#### DATA FOR THIS TASK ####

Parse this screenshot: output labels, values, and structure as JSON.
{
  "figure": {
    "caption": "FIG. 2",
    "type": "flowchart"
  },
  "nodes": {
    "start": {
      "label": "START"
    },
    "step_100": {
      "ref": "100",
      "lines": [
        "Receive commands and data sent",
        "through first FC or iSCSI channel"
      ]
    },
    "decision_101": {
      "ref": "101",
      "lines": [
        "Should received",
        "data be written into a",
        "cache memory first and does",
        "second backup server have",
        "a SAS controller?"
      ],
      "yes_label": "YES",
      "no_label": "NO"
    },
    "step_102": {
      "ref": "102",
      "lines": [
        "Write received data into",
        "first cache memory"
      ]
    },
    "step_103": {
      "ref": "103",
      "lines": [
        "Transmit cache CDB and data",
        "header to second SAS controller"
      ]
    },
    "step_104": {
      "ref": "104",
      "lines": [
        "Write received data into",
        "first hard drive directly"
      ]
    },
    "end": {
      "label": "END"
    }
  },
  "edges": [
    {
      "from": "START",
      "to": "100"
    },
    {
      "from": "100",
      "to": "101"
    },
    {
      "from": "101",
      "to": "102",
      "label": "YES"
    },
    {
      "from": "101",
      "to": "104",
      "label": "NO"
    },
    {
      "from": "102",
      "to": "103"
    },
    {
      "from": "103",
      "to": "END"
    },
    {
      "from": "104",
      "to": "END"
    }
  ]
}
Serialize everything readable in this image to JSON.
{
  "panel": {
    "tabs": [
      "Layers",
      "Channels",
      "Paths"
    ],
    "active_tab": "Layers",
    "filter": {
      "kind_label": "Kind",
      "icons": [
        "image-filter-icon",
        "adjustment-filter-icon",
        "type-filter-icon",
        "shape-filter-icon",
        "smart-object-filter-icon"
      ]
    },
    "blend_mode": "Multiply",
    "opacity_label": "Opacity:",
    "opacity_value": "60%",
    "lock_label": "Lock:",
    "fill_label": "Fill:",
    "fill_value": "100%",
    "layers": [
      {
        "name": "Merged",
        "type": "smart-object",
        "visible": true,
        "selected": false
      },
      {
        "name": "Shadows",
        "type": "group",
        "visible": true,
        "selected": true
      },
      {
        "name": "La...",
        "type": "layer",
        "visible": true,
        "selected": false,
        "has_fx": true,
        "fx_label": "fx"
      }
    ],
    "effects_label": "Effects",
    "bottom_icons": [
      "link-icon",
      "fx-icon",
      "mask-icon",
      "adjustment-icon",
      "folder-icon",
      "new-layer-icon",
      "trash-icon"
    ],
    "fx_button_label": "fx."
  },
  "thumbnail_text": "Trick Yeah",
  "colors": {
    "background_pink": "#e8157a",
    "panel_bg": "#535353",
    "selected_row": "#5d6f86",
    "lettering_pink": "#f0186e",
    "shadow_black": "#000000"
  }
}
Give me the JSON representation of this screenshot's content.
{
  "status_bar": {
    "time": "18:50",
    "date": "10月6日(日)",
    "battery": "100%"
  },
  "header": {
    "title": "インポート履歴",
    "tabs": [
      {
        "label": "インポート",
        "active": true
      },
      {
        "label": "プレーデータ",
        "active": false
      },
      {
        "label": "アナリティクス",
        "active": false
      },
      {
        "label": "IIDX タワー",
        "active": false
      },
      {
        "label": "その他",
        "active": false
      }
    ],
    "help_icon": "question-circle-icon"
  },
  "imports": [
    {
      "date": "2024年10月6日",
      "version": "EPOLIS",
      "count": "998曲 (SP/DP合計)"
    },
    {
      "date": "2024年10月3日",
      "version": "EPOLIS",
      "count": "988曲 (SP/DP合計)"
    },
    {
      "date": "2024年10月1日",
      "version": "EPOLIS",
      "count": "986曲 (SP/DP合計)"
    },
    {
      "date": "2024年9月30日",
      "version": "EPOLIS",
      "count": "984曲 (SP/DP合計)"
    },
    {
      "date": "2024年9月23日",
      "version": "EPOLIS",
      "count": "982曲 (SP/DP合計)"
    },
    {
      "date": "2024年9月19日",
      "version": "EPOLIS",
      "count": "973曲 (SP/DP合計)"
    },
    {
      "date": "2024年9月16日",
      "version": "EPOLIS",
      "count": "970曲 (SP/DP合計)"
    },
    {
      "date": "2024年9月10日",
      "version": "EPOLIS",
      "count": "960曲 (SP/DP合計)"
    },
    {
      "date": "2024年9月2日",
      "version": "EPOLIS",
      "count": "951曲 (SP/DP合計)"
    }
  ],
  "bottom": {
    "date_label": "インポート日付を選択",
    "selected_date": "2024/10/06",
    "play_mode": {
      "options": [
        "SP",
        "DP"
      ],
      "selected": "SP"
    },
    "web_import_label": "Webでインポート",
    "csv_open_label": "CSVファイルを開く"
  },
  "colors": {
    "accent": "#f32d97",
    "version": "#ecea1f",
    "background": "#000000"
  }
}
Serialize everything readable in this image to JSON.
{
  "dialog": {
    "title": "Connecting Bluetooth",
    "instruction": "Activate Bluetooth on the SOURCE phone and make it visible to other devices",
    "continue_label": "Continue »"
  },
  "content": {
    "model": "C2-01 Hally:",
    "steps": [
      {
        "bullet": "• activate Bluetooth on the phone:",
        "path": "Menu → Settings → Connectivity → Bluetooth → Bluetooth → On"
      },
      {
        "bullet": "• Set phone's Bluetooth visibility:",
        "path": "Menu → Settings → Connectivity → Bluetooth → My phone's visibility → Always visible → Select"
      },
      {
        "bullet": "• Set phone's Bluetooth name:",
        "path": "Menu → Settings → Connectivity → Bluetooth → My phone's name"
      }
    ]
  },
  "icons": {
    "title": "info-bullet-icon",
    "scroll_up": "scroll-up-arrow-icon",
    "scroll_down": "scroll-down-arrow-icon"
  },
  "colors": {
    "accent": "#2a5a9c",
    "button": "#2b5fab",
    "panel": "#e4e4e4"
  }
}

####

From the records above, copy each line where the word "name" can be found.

● **TASK OUTPUT**:
        "name": "Merged",
        "name": "Shadows",
        "name": "La...",
        "bullet": "• Set phone's Bluetooth name:",
        "path": "Menu → Settings → Connectivity → Bluetooth → My phone's name"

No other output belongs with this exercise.